(Records from a dataset)

--*--

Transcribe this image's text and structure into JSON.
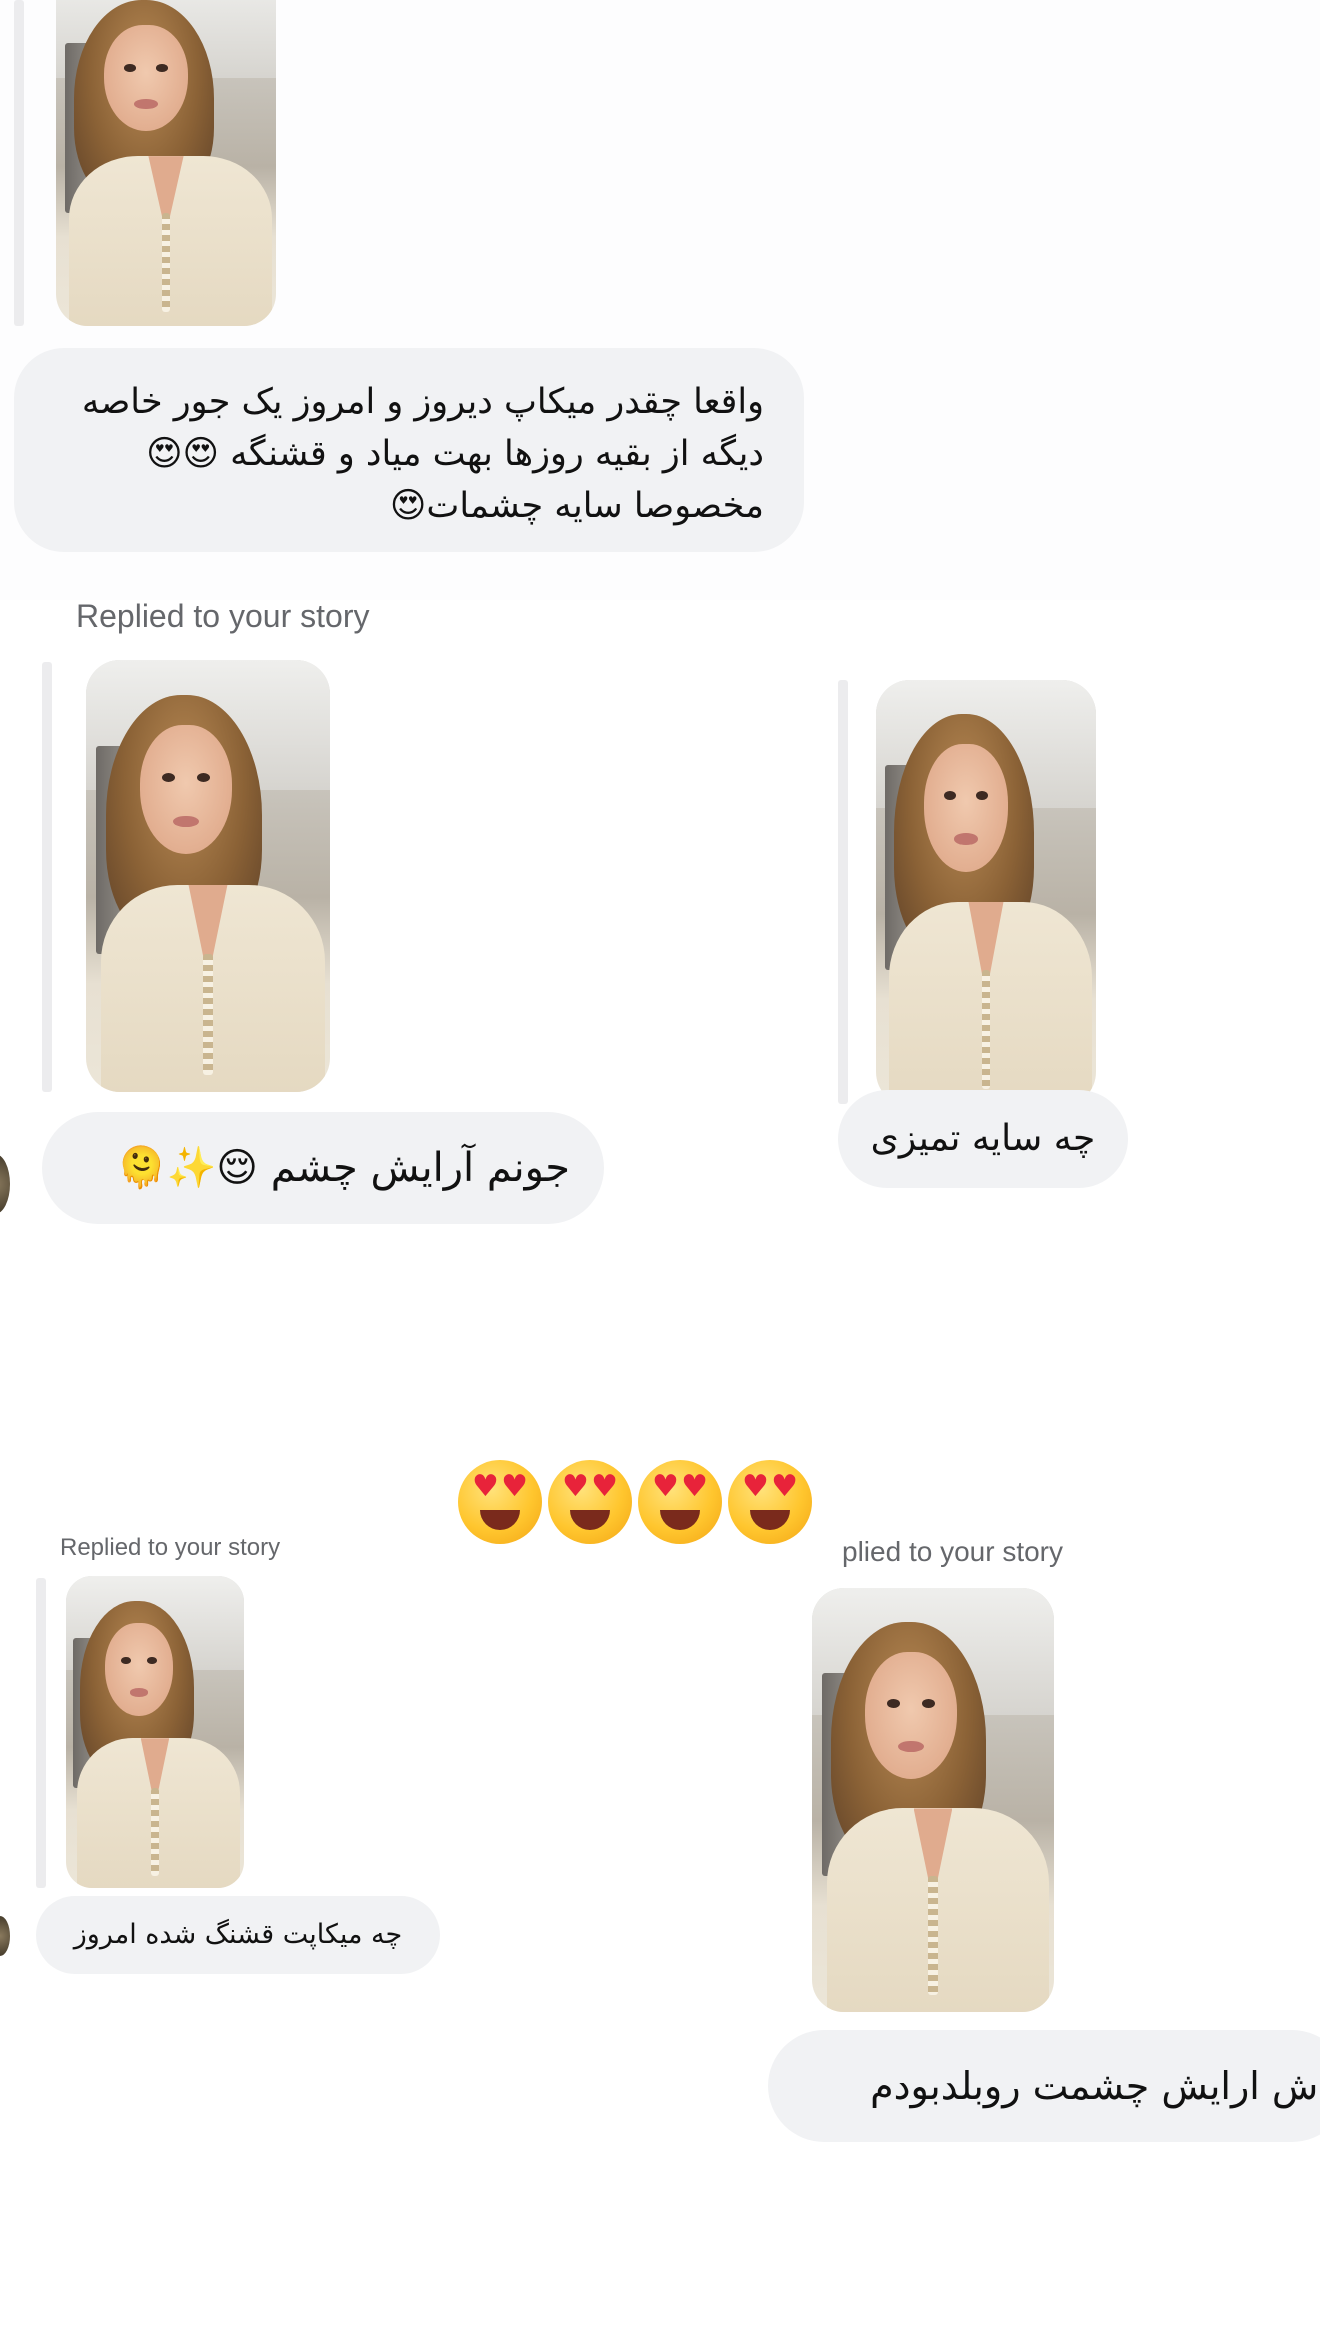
{
  "replied_label": "Replied to your story",
  "replied_label_cut_top": "Replied to your story",
  "replied_label_cut_mid": "plied to your story",
  "messages": {
    "m1": "واقعا چقدر میکاپ دیروز و امروز یک جور خاصه دیگه از بقیه روزها بهت میاد و قشنگه 😍😍 مخصوصا سایه چشمات😍",
    "m2": "جونم آرایش چشم 😌✨🫠",
    "m3": "چه سایه تمیزی",
    "m4": "😍😍😍😍",
    "m5": "چه میکاپت قشنگ شده امروز",
    "m6": "کاش ارایش چشمت روبلدبودم"
  },
  "icons": [
    "heart-eyes-emoji",
    "relieved-face-emoji",
    "sparkles-emoji",
    "melting-face-emoji"
  ]
}
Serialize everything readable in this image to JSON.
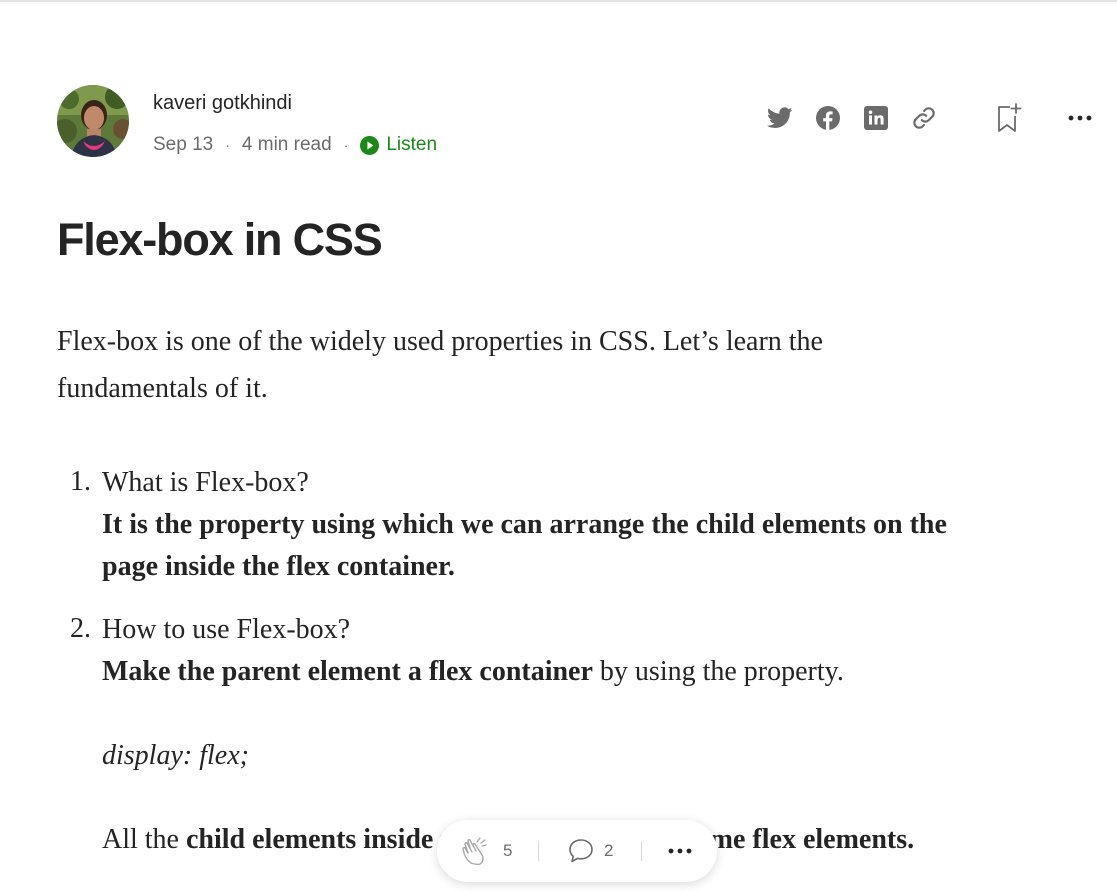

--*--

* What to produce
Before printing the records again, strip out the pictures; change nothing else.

* Task solution
Transcribe this image's text and structure into JSON.
{
  "replied_label": "Replied to your story",
  "replied_label_cut_top": "Replied to your story",
  "replied_label_cut_mid": "plied to your story",
  "messages": {
    "m1": "واقعا چقدر میکاپ دیروز و امروز یک جور خاصه دیگه از بقیه روزها بهت میاد و قشنگه 😍😍 مخصوصا سایه چشمات😍",
    "m2": "جونم آرایش چشم 😌✨🫠",
    "m3": "چه سایه تمیزی",
    "m4": "😍😍😍😍",
    "m5": "چه میکاپت قشنگ شده امروز",
    "m6": "کاش ارایش چشمت روبلدبودم"
  },
  "icons": [
    "heart-eyes-emoji",
    "relieved-face-emoji",
    "sparkles-emoji",
    "melting-face-emoji"
  ]
}
Serialize everything readable in this image to JSON.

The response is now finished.